There were some earlier "Lassies", in literature of the 1800s, as well as in silent movies. Eric Knight, a British-born author, wrote a Lassie character in a short story in 1940, then expanded it to a novel called "Lassie Come Home", which became the first Lassie sound movie. The original "modern" Lassie was first played by a male collie named Pal in Lassie Come Home (1943). Pal is listed on the IMDb as Pal, and played Lassie in all of the early sound movies. His descendants played in the television series and in most Lassie movies and television appearances since.
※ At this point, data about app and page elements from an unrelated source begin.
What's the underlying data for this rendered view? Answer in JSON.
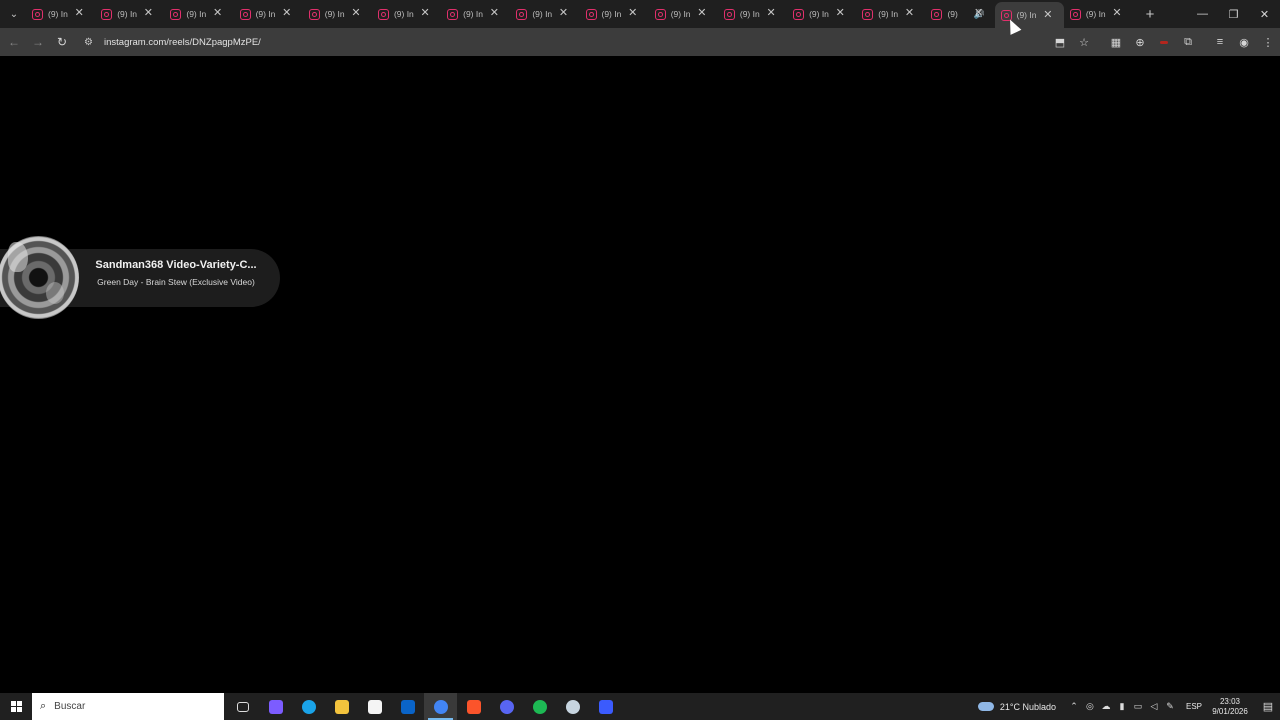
{
  "browser": {
    "tabs": [
      {
        "title": "(9) In",
        "active": false,
        "audio": false
      },
      {
        "title": "(9) In",
        "active": false,
        "audio": false
      },
      {
        "title": "(9) In",
        "active": false,
        "audio": false
      },
      {
        "title": "(9) In",
        "active": false,
        "audio": false
      },
      {
        "title": "(9) In",
        "active": false,
        "audio": false
      },
      {
        "title": "(9) In",
        "active": false,
        "audio": false
      },
      {
        "title": "(9) In",
        "active": false,
        "audio": false
      },
      {
        "title": "(9) In",
        "active": false,
        "audio": false
      },
      {
        "title": "(9) In",
        "active": false,
        "audio": false
      },
      {
        "title": "(9) In",
        "active": false,
        "audio": false
      },
      {
        "title": "(9) In",
        "active": false,
        "audio": false
      },
      {
        "title": "(9) In",
        "active": false,
        "audio": false
      },
      {
        "title": "(9) In",
        "active": false,
        "audio": false
      },
      {
        "title": "(9)",
        "active": false,
        "audio": true
      },
      {
        "title": "(9) In",
        "active": true,
        "audio": false
      },
      {
        "title": "(9) In",
        "active": false,
        "audio": false
      }
    ],
    "new_tab_glyph": "+",
    "window_controls": {
      "minimize": "—",
      "restore": "❐",
      "close": "✕"
    },
    "address": {
      "url": "instagram.com/reels/DNZpagpMzPE/"
    },
    "nav": {
      "back": "←",
      "forward": "→",
      "reload": "↻"
    }
  },
  "pip_player": {
    "channel": "Sandman368 Video-Variety-C...",
    "track": "Green Day - Brain Stew (Exclusive Video)"
  },
  "taskbar": {
    "search_placeholder": "Buscar",
    "apps": [
      {
        "name": "task-view",
        "color": "#2b2b2b",
        "active": false
      },
      {
        "name": "copilot",
        "color": "#7c5cff",
        "active": false
      },
      {
        "name": "edge",
        "color": "#1aa3e8",
        "active": false
      },
      {
        "name": "file-explorer",
        "color": "#f3c33d",
        "active": false
      },
      {
        "name": "microsoft-store",
        "color": "#f4f4f4",
        "active": false
      },
      {
        "name": "outlook",
        "color": "#0a64c8",
        "active": false
      },
      {
        "name": "chrome",
        "color": "#4285f4",
        "active": true
      },
      {
        "name": "brave",
        "color": "#fb542b",
        "active": false
      },
      {
        "name": "discord",
        "color": "#5865f2",
        "active": false
      },
      {
        "name": "spotify",
        "color": "#1db954",
        "active": false
      },
      {
        "name": "steam",
        "color": "#c7d5e0",
        "active": false
      },
      {
        "name": "notes-app",
        "color": "#3b5bfd",
        "active": false
      }
    ],
    "weather": {
      "temp": "21°C",
      "condition": "Nublado"
    },
    "language": "ESP",
    "time": "23:03",
    "date": "9/01/2026"
  }
}
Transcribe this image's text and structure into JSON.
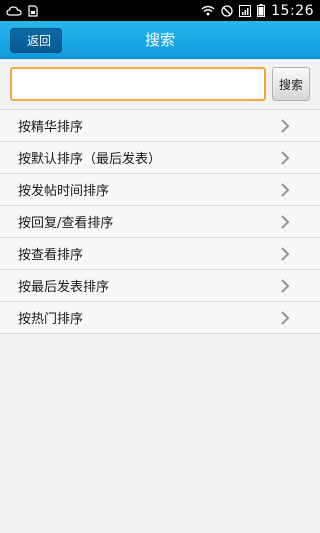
{
  "status_bar": {
    "time": "15:26",
    "icons": [
      "cloud-icon",
      "sim-icon",
      "wifi-icon",
      "do-not-disturb-icon",
      "signal-icon",
      "battery-icon"
    ]
  },
  "nav": {
    "back_label": "返回",
    "title": "搜索"
  },
  "search": {
    "value": "",
    "placeholder": "",
    "button_label": "搜索"
  },
  "sort_options": [
    {
      "label": "按精华排序"
    },
    {
      "label": "按默认排序（最后发表）"
    },
    {
      "label": "按发帖时间排序"
    },
    {
      "label": "按回复/查看排序"
    },
    {
      "label": "按查看排序"
    },
    {
      "label": "按最后发表排序"
    },
    {
      "label": "按热门排序"
    }
  ],
  "colors": {
    "nav_bg": "#1aa8e6",
    "input_border": "#f0a93c",
    "background": "#f2f2f2"
  }
}
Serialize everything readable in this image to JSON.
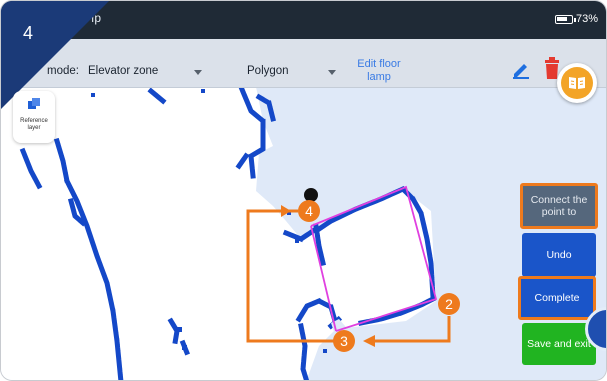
{
  "step_badge": "4",
  "status_bar": {
    "title": "ıp",
    "battery": "73%"
  },
  "toolbar": {
    "mode_label": "mode:",
    "mode_value": "Elevator zone",
    "shape_value": "Polygon",
    "edit_link": "Edit floor lamp"
  },
  "reference_layer": {
    "label_line1": "Reference",
    "label_line2": "layer"
  },
  "side_buttons": {
    "connect": "Connect the point to",
    "undo": "Undo",
    "complete": "Complete",
    "save_exit": "Save and exit"
  },
  "callouts": {
    "c2": "2",
    "c3": "3",
    "c4": "4"
  },
  "colors": {
    "accent_orange": "#ee7a1d",
    "primary_blue": "#1a55c9",
    "save_green": "#21b421",
    "polygon_magenta": "#e040e0",
    "wall_blue": "#1448c8"
  },
  "icons": [
    "pencil-icon",
    "trash-icon",
    "book-icon",
    "layers-icon",
    "battery-icon",
    "dropdown-arrow-icon"
  ]
}
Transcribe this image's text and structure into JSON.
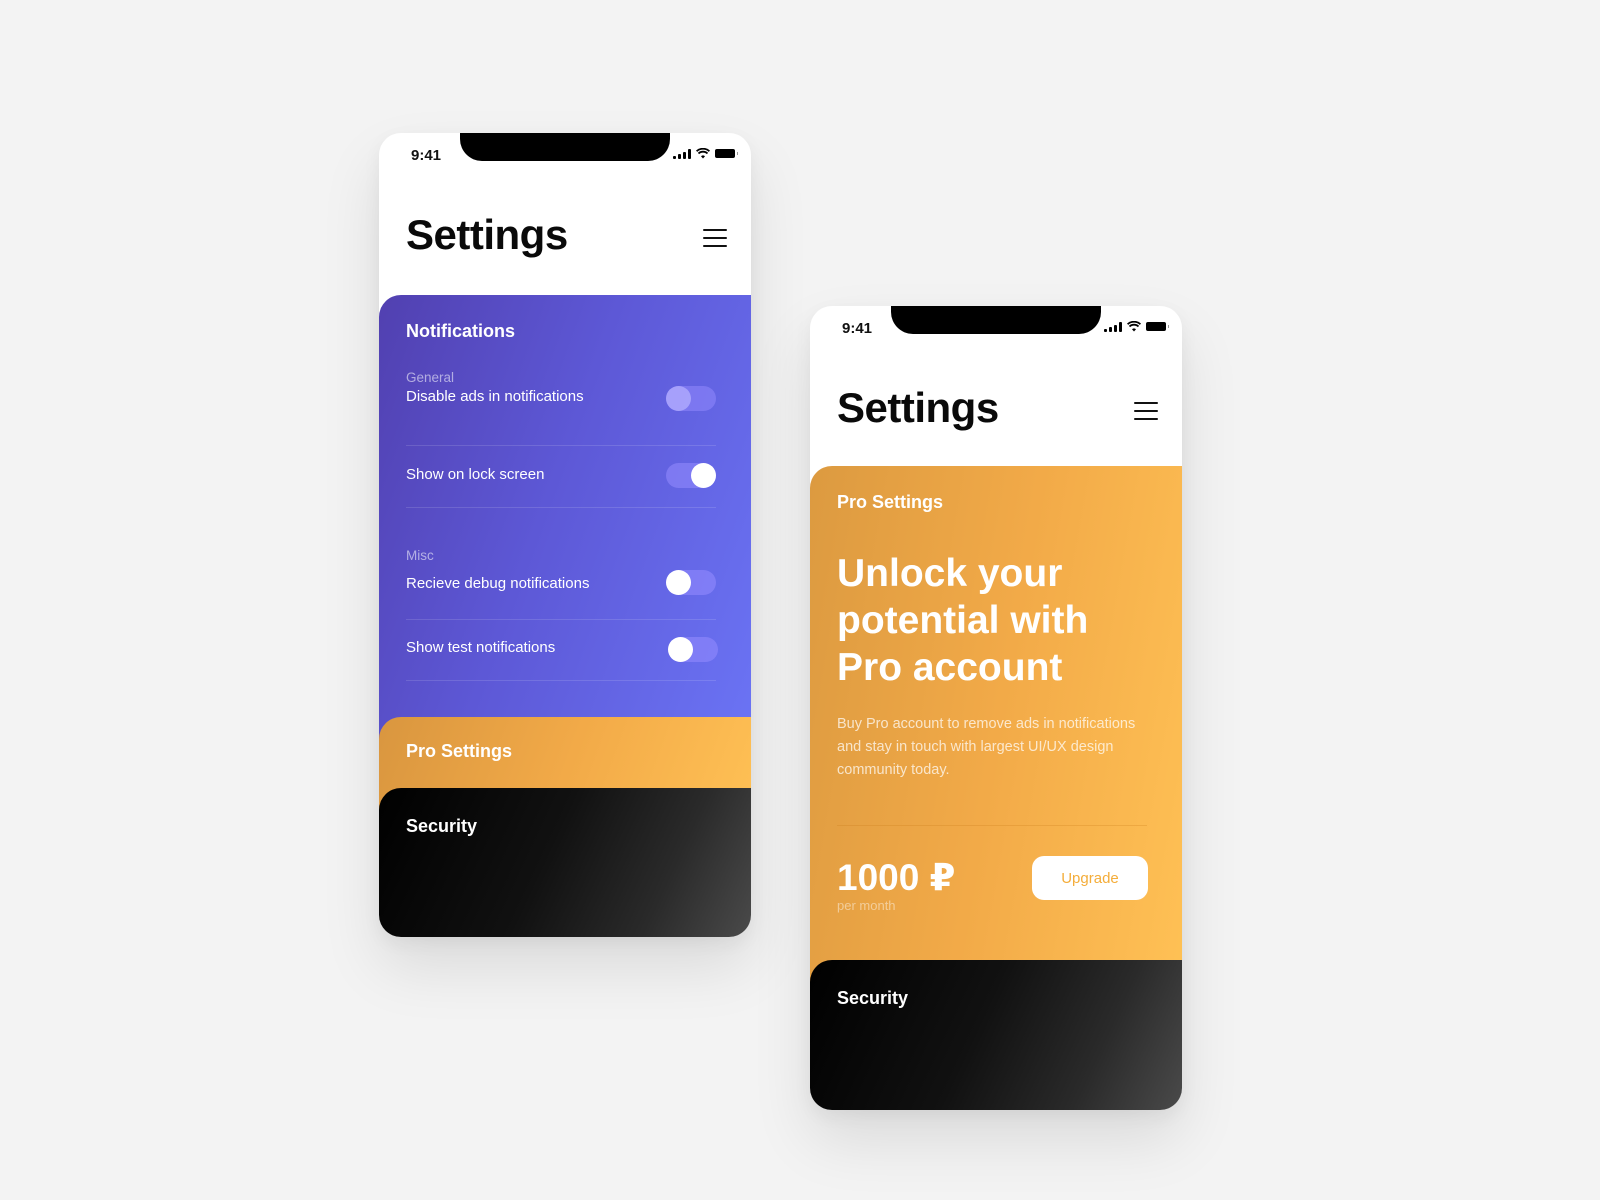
{
  "phones": [
    {
      "status_time": "9:41",
      "title": "Settings",
      "notifications": {
        "title": "Notifications",
        "groups": [
          {
            "label": "General",
            "items": [
              {
                "label": "Disable ads in notifications",
                "state": "disabled"
              },
              {
                "label": "Show on lock screen",
                "state": "on"
              }
            ]
          },
          {
            "label": "Misc",
            "items": [
              {
                "label": "Recieve debug notifications",
                "state": "off"
              },
              {
                "label": "Show test notifications",
                "state": "off"
              }
            ]
          }
        ]
      },
      "pro_settings_title": "Pro Settings",
      "security_title": "Security"
    },
    {
      "status_time": "9:41",
      "title": "Settings",
      "pro": {
        "title": "Pro Settings",
        "headline": "Unlock your potential with Pro account",
        "description": "Buy Pro account to remove ads in notifications and stay in touch with largest UI/UX design community today.",
        "price": "1000 ₽",
        "price_period": "per month",
        "upgrade_label": "Upgrade"
      },
      "security_title": "Security"
    }
  ],
  "colors": {
    "background": "#f3f3f3",
    "notifications_gradient": [
      "#5140b0",
      "#6b74f5"
    ],
    "pro_gradient": [
      "#d9963f",
      "#ffc155"
    ],
    "security_gradient": [
      "#000000",
      "#4a4a4a"
    ],
    "upgrade_text": "#f4ad3a"
  }
}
One thread that connects all of the Lassie projects is Lassie herself. Every one of the long string of Lassie productions has featured a collie directly descended from the original canine star, a dog named Pal. This new movie was made with eight-year-old Lassie the ninth, and three other non-related collies, whose biggest challenge were in scenes swimming across Loch Ness on her way home. "They weren't bred to be water dogs, who have more webbing between their feet and more fat on their body to insulate them for the water," said trainer Carol Riggins, who has steered the Lassie stable through Lassies seven, eight, and nine. "Collies don't have that. When you put them in the water, as soon as they get wet to the skin you have to take them out and you have to blow dry them before you can do the rest of the scene. When they get in the water they get cold and their muscles don't work as well."